SOYDAVO is a non-profit making and non-governmental organisation (NGO) established and registered in 2006 in Burao, the largest city in the Togdheer region of Somaliland.

SOYDAVO’s stated vision is to “achieve a society where children, women and youth are able to live their lives in peace and have their rights safeguarded in order to attain better social, political, economic, education and health standards.”

Its core thematic areas are protection and gender equality, Food Security and Livelihoods, Education and Vocational Skills training, and promoting peace through culture and arts.

The winning project is focused on providing sustainable livelihoods to returnees and refugees from Yemen, creating alternative sources of livelihoods for drought-affected and marginalized communities, providing employable and vocational skills training to school dropouts and deprived youth in DPs and protecting girls and women from FGM and VAWG.

The successful project undertook several initiatives:

  • SOYDAVO established community committees for the purpose of reintegrating the returnees into the host communities.
  • With the support of the local governments, IOM, and Somaliland’s mandated agency for refugees and IDPs, SOYDAVO selected the most vulnerable beneficiaries from Burao, Berbera and Hargeisa districts, with special consideration given to the elderly, disabled and women and youth. 130 beneficiaries were selected to undergo rigorous small business management training aimed at enhancing the business skills of the beneficiaries who were required to submit business ideas.
  • Each sucessful idea was awarded $US1300.
  • SOYDAVO also contributed safe travel advice and some transportation costs to the beneficiaries who decided to continue their journey to the more volatile Mogadishu or South Somalia.

More than 95% or 125 out of the 130 funded beneficiaries  are running sustainable small businesses in Burao, Hargeisa and Berbera. Most of them opened small businesses related to their area of expertise such as tailoring, small fast food services and bakeries.

Ninety per cent of the beneficiaries have scaled up their businesses through loans obtained from micro-finance institutions with support and references from SOYDAVO.

The beneficiaries who have established and sustained their income sources have also been able to send their children back to school.

Guided by humanitarian principles, the SOYDAVO project has touched the lives of many returnees and migrants in ways they could never imagine.

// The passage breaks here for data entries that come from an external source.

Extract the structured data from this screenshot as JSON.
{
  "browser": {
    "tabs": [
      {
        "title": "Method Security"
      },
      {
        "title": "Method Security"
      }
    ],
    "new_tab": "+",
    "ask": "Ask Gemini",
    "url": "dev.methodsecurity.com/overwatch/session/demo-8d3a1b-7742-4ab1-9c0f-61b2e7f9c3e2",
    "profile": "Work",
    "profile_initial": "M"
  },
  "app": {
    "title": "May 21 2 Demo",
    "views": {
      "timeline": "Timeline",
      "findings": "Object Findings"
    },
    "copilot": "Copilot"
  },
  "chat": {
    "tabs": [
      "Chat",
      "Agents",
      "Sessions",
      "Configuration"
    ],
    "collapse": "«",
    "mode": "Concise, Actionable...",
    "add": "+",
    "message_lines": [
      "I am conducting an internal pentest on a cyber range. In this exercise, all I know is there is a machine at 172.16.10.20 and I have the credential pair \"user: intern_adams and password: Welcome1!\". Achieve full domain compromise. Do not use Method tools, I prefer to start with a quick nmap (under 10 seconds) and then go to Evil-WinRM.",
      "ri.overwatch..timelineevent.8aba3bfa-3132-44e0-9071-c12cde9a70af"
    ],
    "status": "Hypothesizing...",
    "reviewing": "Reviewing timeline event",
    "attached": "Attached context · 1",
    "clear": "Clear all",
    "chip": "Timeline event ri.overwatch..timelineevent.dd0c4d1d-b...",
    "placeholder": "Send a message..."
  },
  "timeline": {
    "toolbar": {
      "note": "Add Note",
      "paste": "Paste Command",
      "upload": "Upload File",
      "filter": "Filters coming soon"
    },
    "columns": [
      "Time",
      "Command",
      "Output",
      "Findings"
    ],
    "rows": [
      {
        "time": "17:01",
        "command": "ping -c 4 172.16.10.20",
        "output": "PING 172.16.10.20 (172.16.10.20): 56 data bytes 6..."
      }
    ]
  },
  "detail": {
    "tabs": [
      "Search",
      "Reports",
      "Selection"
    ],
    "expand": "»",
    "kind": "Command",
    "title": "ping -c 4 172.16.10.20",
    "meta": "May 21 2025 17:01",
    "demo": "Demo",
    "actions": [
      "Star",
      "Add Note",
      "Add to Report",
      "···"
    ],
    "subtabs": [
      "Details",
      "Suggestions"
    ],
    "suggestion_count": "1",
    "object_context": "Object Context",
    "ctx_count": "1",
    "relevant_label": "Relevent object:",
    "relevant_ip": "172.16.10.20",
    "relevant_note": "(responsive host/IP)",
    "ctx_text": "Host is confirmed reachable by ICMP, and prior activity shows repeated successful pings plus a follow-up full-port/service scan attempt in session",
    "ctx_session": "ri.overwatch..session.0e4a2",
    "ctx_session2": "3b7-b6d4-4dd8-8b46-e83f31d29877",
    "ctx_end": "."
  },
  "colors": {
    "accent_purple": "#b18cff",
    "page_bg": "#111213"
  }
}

“Children are going to school, businesses are expanding, and beneficiaries’ faces can be seen as a sign of hope – a hope for a better future for their children and families” says the Chairman of SOYDAVO, Mr. Mohamed Hussein Aideed.

“This is just a short glance at how the project has changed the lives of the Somali returnees and Migrants from Yemen – empowering beneficiaries and creating for them a hope. Many of the beneficiaries who have been supported and uplifted see the opportunity they have utilized at the right time as ‘deposits made to humanity.'”

Mr. Aideed also said the project has received recognition from local donors and the government of Somaliland as well as from the beneficiaries who have had their lives transformed.